Item Type:Journal Article, refereed, original work
Communities & Collections:06 Faculty of Arts > Institute of Political Science
08 Research Priority Programs > Digital Society Initiative
Dewey Decimal Classification:320 Political science
Scopus Subject Areas:Social Sciences & Humanities > Social Psychology
Social Sciences & Humanities > Experimental and Cognitive Psychology
Social Sciences & Humanities > Clinical Psychology
Social Sciences & Humanities > Sociology and Political Science
Social Sciences & Humanities > Philosophy

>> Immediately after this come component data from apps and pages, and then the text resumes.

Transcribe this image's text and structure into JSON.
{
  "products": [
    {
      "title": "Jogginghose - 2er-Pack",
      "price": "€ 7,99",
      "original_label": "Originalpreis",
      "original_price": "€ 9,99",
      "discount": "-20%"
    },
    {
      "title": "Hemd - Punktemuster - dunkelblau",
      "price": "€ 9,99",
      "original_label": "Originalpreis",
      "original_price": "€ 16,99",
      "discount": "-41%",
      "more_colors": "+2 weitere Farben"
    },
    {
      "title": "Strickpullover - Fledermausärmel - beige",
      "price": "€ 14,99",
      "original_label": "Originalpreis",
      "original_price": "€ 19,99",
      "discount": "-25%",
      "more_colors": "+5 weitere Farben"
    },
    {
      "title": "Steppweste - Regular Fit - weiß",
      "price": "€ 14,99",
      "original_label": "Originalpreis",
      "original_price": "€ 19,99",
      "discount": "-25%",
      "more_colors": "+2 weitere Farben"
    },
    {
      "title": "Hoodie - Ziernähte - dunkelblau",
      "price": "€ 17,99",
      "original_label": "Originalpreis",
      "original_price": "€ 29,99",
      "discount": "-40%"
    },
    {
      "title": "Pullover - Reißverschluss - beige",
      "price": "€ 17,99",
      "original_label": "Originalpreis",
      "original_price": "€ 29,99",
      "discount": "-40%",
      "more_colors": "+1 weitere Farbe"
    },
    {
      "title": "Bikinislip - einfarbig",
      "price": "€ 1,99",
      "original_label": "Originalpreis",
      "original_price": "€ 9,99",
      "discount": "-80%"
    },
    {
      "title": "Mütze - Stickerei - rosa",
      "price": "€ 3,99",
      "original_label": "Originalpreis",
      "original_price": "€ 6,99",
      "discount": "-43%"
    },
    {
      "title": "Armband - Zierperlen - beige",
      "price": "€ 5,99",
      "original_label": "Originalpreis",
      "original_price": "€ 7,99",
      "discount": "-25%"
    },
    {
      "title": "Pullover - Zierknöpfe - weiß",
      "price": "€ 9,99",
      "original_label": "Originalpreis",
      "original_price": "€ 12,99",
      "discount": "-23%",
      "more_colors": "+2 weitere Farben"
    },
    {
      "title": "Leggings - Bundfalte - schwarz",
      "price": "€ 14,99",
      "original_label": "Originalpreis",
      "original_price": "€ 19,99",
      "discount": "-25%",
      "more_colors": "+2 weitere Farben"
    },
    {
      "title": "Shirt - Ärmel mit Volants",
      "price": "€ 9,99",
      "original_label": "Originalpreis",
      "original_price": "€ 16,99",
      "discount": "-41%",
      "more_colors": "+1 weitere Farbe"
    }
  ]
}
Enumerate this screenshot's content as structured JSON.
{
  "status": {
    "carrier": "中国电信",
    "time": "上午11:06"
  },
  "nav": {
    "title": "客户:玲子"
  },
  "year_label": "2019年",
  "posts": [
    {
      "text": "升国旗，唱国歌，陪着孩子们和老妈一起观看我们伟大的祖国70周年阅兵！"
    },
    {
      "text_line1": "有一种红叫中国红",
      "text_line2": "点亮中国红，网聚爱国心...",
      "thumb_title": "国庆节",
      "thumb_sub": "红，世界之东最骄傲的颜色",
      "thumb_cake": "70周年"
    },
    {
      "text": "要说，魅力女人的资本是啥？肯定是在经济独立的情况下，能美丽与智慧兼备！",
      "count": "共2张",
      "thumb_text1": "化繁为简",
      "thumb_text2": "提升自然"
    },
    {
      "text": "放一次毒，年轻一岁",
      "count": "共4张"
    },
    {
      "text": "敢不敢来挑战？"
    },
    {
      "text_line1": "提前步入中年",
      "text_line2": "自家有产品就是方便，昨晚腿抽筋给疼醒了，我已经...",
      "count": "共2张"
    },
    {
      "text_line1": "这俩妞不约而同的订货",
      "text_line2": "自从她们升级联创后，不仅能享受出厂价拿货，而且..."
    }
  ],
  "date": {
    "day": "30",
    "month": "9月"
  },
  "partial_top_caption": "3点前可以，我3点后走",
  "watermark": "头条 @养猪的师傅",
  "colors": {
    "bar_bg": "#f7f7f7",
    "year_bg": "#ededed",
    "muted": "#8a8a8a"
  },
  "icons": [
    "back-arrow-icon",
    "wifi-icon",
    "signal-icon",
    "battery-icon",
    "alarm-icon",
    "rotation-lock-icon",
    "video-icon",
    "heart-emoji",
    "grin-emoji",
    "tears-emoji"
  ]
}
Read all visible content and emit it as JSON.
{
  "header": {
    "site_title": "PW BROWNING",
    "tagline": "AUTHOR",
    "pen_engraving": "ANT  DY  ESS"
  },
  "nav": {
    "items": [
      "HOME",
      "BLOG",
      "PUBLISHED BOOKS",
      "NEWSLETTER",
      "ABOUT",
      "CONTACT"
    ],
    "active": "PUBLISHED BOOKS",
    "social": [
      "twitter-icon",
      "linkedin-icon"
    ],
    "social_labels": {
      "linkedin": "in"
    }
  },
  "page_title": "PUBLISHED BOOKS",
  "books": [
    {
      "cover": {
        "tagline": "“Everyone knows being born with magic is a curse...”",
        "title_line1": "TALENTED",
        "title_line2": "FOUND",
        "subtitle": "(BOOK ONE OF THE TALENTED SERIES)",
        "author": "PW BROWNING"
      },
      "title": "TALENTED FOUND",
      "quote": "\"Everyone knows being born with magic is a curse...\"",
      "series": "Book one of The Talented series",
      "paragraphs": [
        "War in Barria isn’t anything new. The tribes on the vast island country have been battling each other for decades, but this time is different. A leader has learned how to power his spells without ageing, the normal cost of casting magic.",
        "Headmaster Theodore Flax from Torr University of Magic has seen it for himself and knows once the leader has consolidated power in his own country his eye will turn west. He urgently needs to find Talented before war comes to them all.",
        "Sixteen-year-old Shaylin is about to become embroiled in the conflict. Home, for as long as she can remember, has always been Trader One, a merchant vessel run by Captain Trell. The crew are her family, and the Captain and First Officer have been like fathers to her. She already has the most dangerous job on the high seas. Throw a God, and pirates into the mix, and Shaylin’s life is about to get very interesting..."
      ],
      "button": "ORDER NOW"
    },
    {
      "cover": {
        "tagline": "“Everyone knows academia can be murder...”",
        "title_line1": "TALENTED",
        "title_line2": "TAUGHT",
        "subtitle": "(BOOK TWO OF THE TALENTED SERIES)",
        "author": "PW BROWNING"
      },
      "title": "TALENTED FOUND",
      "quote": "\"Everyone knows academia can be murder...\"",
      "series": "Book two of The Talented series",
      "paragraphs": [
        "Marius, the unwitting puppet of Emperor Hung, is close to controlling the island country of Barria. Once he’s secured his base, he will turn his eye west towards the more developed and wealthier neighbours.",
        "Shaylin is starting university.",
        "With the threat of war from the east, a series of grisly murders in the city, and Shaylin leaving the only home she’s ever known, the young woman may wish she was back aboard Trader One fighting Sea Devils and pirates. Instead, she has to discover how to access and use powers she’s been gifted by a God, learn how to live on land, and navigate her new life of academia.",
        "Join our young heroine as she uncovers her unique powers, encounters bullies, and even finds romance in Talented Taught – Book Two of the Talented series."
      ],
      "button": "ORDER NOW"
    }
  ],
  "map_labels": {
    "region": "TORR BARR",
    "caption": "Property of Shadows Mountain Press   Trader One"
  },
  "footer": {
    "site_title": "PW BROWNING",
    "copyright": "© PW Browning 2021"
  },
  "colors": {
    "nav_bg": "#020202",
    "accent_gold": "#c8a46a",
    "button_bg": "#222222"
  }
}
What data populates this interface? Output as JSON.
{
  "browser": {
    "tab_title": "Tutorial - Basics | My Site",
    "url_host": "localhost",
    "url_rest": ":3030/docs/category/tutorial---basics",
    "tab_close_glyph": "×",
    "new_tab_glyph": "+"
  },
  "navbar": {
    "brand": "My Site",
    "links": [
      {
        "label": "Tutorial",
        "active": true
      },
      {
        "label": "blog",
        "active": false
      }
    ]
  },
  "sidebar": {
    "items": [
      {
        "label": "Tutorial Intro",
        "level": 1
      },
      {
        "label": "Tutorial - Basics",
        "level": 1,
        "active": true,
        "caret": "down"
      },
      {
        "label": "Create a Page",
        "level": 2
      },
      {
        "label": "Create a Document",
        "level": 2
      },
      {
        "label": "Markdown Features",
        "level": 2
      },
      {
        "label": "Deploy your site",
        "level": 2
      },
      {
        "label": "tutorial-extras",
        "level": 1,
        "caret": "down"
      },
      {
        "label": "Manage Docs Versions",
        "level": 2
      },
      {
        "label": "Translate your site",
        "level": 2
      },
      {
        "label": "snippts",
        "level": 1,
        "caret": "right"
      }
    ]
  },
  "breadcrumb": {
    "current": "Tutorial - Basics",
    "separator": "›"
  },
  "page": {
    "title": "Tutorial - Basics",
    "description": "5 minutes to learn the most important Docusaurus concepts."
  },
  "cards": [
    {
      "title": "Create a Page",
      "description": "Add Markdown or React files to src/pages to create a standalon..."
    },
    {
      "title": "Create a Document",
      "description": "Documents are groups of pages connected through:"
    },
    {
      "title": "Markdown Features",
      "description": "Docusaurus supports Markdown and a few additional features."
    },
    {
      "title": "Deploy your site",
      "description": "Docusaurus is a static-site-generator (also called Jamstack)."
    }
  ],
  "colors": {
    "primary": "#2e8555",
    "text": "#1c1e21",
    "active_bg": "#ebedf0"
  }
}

Social Sciences & Humanities > Political Science and International Relations
Uncontrolled Keywords:Political Science and International Relations, Philosophy, Sociology and Political Science, Clinical Psychology, Experimental and Cognitive Psychology, Social Psychology
Language:English
Date:1 April 2024
Deposited On:21 Sep 2023 12:49
Last Modified:30 Mar 2024 04:42
Publisher:Wiley-Blackwell Publishing, Inc.
ISSN:0162-895X
OA Status:Hybrid
Publisher DOI:https://doi.org/10.1111/pops.12925
Project Information:
  • : FunderSNSF
  • : Grant ID171188
  • : Project TitleFostering pluralistic memories and collective resilience in fragile transitional justice processes
  • : FunderSNSF
  • : Grant ID180684
  • : Project TitleGeographies of exclusionary surveillance and collective resilience in the occupied Palestinian territories
  • Content: Published Version
  • Language: English
  • Licence: Creative Commons: Attribution-NonCommercial-NoDerivatives 4.0 International (CC BY-NC-ND 4.0)